YOUR PROVINCIAL PARAMEDICS ARE IN TROUBLE
Paramedics and Dispatchers of New Brunswick need your help!
The Paramedic and Dispatcher's Union (CUPE Local 4848) are in crisis when it comes to staffing levels within their field in our Province.
Senior officials running the system within the Department of health and Ambulance NB are not doing enough to solve the issue.
Broken recruitment practices within Ambulance New Brunswick have led to more than 100 open permanent Paramedic and Dispatcher positions.
This is leaving rural communities having to wait longer for life saving interventions.
Staff Shortages have cost over $6.7 Million in Overtime Wages.
On average a paramedic and dispatcher must work an extra 300 hours per year in a very stressful occupation. This is adding an extra 2 months of work in a 12-month period.
This is leading to more paramedics being out of work due to workplace injuries or simply workload burnout, which then creates even further strain on the employees.
10% of Ambulance new Brunswick work force are off work due to work place injuries
RAPID RESPONCE UNIT
The Minister of Health announced the launch of a Pilot Project to place Rapid Response Units in 5 Rural Communities across the province.
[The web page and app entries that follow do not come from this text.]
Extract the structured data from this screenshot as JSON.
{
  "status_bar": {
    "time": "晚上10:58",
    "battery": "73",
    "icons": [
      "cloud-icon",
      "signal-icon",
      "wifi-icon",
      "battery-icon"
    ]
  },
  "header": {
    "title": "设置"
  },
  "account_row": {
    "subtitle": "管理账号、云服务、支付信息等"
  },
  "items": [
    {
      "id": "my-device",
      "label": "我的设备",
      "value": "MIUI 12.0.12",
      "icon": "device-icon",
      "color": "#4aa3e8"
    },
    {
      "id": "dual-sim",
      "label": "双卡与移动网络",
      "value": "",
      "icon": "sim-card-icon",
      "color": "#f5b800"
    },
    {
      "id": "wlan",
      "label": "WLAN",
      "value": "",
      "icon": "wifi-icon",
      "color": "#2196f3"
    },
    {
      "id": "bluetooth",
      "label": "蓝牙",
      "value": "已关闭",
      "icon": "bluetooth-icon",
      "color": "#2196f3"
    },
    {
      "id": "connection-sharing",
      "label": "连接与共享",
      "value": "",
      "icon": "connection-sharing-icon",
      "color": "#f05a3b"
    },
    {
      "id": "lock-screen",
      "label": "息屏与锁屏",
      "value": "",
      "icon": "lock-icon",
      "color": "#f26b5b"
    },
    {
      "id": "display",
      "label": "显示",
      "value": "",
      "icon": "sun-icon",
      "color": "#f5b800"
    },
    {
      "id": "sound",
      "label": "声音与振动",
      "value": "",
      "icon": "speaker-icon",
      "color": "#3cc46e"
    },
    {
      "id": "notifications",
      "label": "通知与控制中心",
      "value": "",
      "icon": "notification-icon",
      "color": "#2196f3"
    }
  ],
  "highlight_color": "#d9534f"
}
The purpose to get medical aid to rural New Brunswicker's because there are not enough paramedics to properly staff the Ambulances that are in these communities.
Two fully qualified Paramedics provide you with immediate medical care.
A fully equipped ambulance can deal with issues in the field.
You get CARE and TRANSPORTATION without DELAY.
RAPID RESPONSE UNIT
You will have only ONE trained Paramedic on site.
It will NOT ALLOW for TRANSPORTATION to a Healthcare facility.
The Rapid Response Unit Paramedic will also have to WAIT on site For An Ambulance to arrive, delaying proper medical care from a Healthcare facility.
The Paramedic and Dispatcher's Union does not agree with placing Rapid Response Units into the system at this time. Until the staffing shortages are corrected this will only add to the crisis currently being experienced.
Without additional Paramedics, this will be taking qualified staff out of the ambulance rotation and placing them into a single unit for response.
This will mean the system will have fewer Ambulances prepared to respond to your 911 calls and provide immediate transport.
WHAT CAN BE DONE?
Consider lowering the entry level for language requirements from a 2+ to 2 until the staffing levels improve. Currently, less thank 30% of the people working in the field have a 2+.
Provide more funding for language training to those interested in becoming bilingual within the workforce.
Reinstate the paramedic grant program to encourage more people to become paramedics.
Provide incentives to keep existing paramedics and dispatchers in New Brunswick.
CUPE local 4848 supports a fully bilingual Ambulance Service In New Brunswick.
We are more than willing to work out positive solutions.
To continue ignoring these recommendations and continue down the current path is putting the citizens of Rural New Brunswick at Risk